Friday, June 19, 2009

The Manipulation of Images

Here are a few minutes of video from a 1976 film series called, "How Should We Then Live?" featuring Francis Schaeffer. He makes a very basic point about the deceptive possibilities of television (and really all video technology), but I fear that many people today have not taken seriously what he warns of: media manipulation of facts.

If you want more (and you should), read the entire book of the same title, please. I have reviewed it at Denver Journal.

3 comments:

Paul said...

Benefits of life without television: see Jim Spiegel's entry.

Dan said...

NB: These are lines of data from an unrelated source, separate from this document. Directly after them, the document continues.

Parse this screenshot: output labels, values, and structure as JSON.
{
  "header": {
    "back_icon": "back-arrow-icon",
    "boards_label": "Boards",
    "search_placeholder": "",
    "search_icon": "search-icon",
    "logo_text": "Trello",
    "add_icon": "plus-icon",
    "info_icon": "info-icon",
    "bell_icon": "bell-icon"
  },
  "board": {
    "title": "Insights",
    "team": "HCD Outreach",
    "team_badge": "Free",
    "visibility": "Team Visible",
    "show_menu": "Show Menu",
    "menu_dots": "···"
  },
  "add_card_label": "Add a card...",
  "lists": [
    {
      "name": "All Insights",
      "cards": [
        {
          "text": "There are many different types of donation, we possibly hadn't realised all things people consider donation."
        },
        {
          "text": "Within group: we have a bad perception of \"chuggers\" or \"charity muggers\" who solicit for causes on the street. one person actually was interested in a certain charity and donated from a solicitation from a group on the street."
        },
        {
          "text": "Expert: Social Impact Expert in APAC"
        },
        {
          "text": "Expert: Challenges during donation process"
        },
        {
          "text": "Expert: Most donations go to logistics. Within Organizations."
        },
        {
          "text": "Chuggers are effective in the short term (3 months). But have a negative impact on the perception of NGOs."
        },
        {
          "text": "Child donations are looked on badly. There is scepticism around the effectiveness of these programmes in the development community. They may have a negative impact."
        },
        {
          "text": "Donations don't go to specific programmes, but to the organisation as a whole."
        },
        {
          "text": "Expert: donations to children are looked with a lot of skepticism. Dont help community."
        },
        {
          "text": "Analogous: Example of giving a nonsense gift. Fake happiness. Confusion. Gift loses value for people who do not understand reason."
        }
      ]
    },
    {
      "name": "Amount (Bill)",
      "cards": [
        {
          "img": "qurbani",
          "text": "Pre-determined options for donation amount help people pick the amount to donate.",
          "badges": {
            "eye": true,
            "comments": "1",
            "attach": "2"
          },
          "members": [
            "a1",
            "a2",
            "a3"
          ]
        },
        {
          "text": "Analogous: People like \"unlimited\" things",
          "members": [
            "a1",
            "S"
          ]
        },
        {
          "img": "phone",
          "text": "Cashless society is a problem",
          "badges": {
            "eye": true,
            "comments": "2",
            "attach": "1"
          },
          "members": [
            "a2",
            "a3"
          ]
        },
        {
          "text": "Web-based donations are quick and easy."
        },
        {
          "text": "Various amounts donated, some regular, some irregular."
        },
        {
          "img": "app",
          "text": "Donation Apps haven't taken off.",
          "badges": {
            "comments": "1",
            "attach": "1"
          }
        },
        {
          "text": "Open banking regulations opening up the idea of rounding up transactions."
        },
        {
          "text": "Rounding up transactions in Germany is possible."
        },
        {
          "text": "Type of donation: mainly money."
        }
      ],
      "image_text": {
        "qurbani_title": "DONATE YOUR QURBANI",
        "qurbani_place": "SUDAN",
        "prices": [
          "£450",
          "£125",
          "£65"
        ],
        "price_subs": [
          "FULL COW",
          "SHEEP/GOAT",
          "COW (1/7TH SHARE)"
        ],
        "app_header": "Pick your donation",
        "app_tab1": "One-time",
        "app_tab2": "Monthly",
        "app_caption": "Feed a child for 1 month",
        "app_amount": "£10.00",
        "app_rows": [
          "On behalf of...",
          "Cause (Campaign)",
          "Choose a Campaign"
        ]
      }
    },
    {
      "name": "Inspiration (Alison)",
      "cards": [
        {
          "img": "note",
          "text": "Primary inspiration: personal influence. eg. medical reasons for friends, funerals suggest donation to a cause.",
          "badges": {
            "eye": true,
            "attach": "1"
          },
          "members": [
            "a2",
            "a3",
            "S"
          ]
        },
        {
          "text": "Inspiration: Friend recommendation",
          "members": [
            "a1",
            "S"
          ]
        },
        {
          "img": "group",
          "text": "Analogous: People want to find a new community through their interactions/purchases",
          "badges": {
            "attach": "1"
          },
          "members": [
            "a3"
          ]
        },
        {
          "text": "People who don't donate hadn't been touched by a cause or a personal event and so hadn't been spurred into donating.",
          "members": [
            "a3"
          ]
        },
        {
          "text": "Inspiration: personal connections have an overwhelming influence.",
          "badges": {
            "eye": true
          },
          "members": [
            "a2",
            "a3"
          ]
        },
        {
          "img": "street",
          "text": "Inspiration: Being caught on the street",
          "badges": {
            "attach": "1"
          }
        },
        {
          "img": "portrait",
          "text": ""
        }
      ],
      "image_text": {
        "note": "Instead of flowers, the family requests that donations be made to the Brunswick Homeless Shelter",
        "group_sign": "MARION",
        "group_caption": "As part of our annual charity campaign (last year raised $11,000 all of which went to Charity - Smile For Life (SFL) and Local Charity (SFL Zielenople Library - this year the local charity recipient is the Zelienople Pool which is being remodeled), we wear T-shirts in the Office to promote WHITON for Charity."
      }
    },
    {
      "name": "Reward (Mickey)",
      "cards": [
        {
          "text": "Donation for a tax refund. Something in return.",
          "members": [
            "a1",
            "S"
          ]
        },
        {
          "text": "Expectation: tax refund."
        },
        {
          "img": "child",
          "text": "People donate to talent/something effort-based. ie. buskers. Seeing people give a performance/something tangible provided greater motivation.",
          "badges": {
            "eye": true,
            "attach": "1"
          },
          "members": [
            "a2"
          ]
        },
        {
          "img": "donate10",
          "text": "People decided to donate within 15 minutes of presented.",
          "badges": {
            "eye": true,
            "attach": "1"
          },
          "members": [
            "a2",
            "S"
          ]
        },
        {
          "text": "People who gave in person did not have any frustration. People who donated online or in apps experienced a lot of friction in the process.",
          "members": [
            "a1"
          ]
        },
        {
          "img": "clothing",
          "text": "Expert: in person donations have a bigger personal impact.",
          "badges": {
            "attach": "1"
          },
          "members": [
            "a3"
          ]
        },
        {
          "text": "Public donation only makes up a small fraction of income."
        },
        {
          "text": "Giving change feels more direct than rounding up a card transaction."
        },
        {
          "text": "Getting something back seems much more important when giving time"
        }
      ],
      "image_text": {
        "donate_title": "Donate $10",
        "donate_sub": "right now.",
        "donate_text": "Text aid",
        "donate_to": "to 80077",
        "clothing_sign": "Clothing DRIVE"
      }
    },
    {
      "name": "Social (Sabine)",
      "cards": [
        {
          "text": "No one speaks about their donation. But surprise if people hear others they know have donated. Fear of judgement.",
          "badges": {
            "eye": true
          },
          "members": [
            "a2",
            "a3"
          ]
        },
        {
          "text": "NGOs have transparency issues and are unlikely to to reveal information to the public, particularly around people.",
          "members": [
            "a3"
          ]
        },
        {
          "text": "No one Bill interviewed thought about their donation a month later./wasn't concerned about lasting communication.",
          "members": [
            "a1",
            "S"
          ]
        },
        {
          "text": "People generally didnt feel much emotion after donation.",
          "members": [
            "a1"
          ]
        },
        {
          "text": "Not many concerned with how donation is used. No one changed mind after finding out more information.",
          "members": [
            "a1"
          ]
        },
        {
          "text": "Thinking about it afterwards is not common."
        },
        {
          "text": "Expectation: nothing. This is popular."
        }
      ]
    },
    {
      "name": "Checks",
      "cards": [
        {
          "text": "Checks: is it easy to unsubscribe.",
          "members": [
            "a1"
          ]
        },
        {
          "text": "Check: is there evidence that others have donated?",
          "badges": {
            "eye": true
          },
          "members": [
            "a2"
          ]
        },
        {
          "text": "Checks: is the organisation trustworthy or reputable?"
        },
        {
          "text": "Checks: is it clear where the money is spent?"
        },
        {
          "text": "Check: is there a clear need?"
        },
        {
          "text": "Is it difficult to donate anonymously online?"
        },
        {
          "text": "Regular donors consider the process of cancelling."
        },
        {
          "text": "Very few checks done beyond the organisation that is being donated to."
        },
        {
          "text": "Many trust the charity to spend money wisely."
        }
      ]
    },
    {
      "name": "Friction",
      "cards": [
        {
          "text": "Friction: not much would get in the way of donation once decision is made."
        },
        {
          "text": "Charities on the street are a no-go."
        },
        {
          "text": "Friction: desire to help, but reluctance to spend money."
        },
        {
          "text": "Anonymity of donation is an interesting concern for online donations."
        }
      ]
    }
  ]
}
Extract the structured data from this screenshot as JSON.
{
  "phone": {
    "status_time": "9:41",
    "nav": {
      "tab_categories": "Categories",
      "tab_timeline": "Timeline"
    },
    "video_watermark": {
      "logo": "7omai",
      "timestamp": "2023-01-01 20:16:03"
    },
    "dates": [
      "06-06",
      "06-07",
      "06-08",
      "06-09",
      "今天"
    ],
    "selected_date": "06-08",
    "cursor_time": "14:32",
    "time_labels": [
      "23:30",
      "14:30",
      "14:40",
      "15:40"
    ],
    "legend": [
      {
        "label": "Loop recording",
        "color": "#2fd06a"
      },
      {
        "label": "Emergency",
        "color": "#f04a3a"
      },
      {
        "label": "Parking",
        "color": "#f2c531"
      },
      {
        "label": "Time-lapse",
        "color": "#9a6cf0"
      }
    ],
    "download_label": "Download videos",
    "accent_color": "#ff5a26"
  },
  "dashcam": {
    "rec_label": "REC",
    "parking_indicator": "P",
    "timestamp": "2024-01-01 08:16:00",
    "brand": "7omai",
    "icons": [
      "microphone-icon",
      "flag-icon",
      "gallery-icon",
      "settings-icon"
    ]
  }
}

I watched this very clip just the other night while looking for more information on Schaeffer. I happen to now be almost finished with the book. I'd be interested in your thoughts as to what you think will happen next. If Schaeffer and Alan Bloom were correct, western thought is drawing to a close as its society appears to be dissolving into the particles from which it was formed and literally committing a sort of suicide.

Also, I had seen THIS clip from the movie Waking Life on YT a while back and in light of Schaeffer's book, was compelled to revisit it given the artistic nature in which the existential and pessimistic worldview Schaeffer discusses is presented. I'm sure you've heard of the movie, but if you haven't, it is I think, an illustration of Schaeffer's points on the hopelessness expressed in modern modern art.

D. A. Armstrong said...

I weekly edit video related to church services and have edited photos enough to know that pictures and video lie. I could make you believe that our Pastor preached to a crowd of 500 on any given service. When in actuality it may have been 100 people or less. Once you sit behind video editor a few times, you never trust video again. One thing you notice is the amount of cuts between shots. If you get access to long shots with little cuts, you get more context and less chance for manipulation.